**TASK MATERIAL**

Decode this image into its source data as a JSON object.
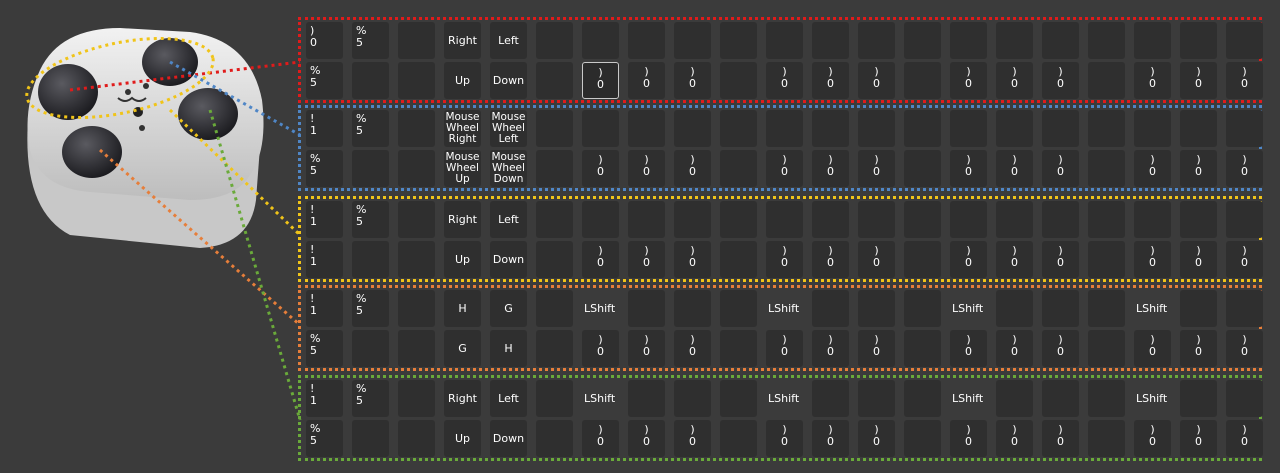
{
  "colors": {
    "background": "#3b3b3b",
    "key": "#2f2f2f",
    "red": "#e01b1b",
    "blue": "#4f86c6",
    "yellow": "#f0c419",
    "orange": "#e67e3a",
    "green": "#6aaa3a"
  },
  "device_image": {
    "name": "controller-device",
    "parts": [
      "top-left-button",
      "top-right-button",
      "bottom-left-joystick",
      "bottom-right-joystick",
      "face-icon"
    ]
  },
  "groups": [
    {
      "id": "red",
      "row1": {
        "c1": ")\n0",
        "c2": "%\n5",
        "c4": "Right",
        "c5": "Left"
      },
      "row2": {
        "c1": "%\n5",
        "c4": "Up",
        "c5": "Down"
      },
      "row2_value": ")\n0"
    },
    {
      "id": "blue",
      "row1": {
        "c1": "!\n1",
        "c2": "%\n5",
        "c4": "Mouse\nWheel\nRight",
        "c5": "Mouse\nWheel\nLeft"
      },
      "row2": {
        "c1": "%\n5",
        "c4": "Mouse\nWheel\nUp",
        "c5": "Mouse\nWheel\nDown"
      },
      "row2_value": ")\n0"
    },
    {
      "id": "yellow",
      "row1": {
        "c1": "!\n1",
        "c2": "%\n5",
        "c4": "Right",
        "c5": "Left"
      },
      "row2": {
        "c1": "!\n1",
        "c4": "Up",
        "c5": "Down"
      },
      "row2_value": ")\n0"
    },
    {
      "id": "orange",
      "row1": {
        "c1": "!\n1",
        "c2": "%\n5",
        "c4": "H",
        "c5": "G",
        "shift": "LShift"
      },
      "row2": {
        "c1": "%\n5",
        "c4": "G",
        "c5": "H"
      },
      "row2_value": ")\n0"
    },
    {
      "id": "green",
      "row1": {
        "c1": "!\n1",
        "c2": "%\n5",
        "c4": "Right",
        "c5": "Left",
        "shift": "LShift"
      },
      "row2": {
        "c1": "%\n5",
        "c4": "Up",
        "c5": "Down"
      },
      "row2_value": ")\n0"
    }
  ]
}
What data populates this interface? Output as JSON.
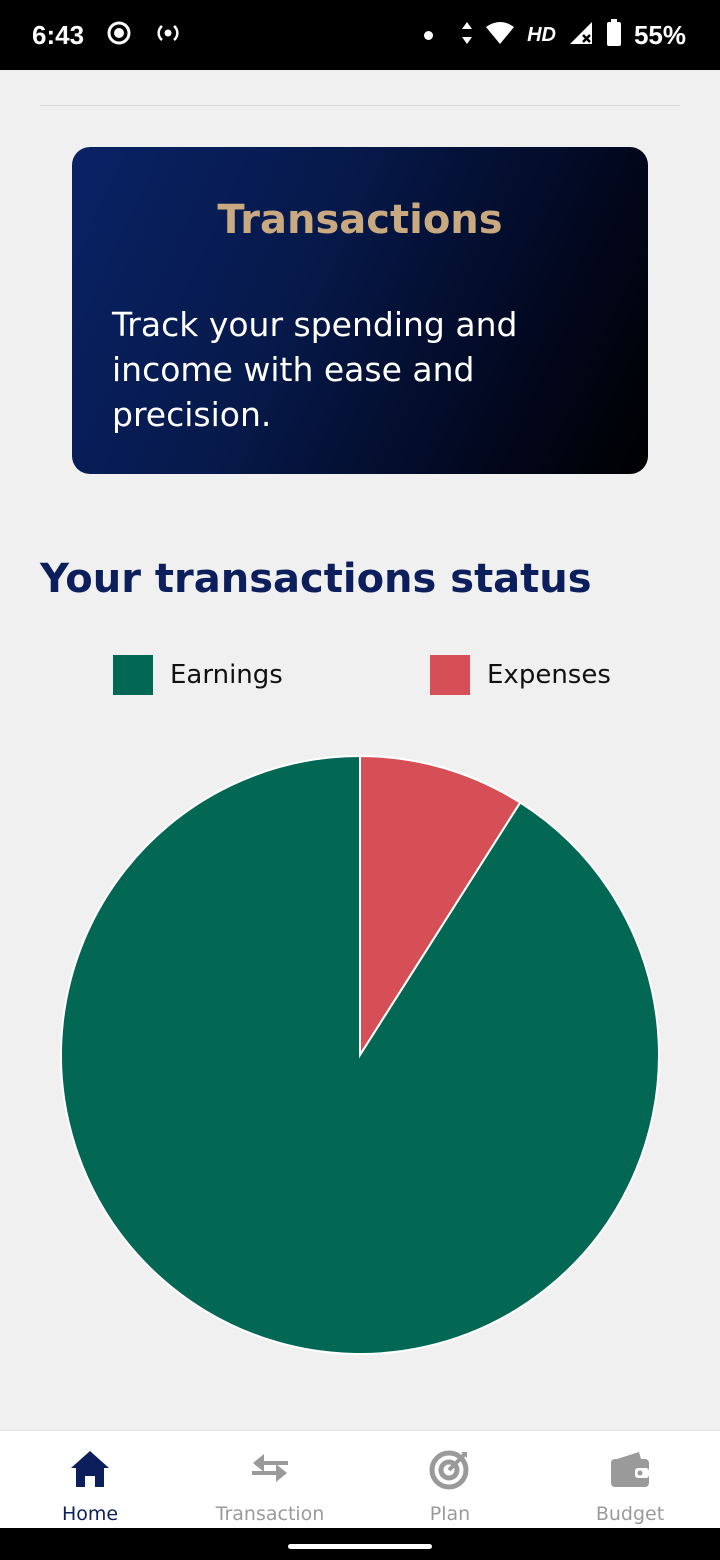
{
  "status_bar": {
    "time": "6:43",
    "network": "HD",
    "battery": "55%"
  },
  "banner": {
    "title": "Transactions",
    "description": "Track your spending and income with ease and precision."
  },
  "section_title": "Your transactions status",
  "legend": [
    {
      "label": "Earnings",
      "color": "#026853"
    },
    {
      "label": "Expenses",
      "color": "#d64f56"
    }
  ],
  "chart_data": {
    "type": "pie",
    "labels": [
      "Earnings",
      "Expenses"
    ],
    "values": [
      91,
      9
    ],
    "colors": [
      "#026853",
      "#d64f56"
    ],
    "title": "",
    "legend_position": "top"
  },
  "bottom_nav": {
    "items": [
      {
        "label": "Home",
        "icon": "home-icon",
        "active": true
      },
      {
        "label": "Transaction",
        "icon": "swap-arrows-icon",
        "active": false
      },
      {
        "label": "Plan",
        "icon": "target-icon",
        "active": false
      },
      {
        "label": "Budget",
        "icon": "wallet-icon",
        "active": false
      }
    ]
  }
}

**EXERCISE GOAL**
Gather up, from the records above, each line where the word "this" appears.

**PROBLEM SOLUTION**
Decode this image into its source data as a JSON object.
What data populates this interface? Output as JSON.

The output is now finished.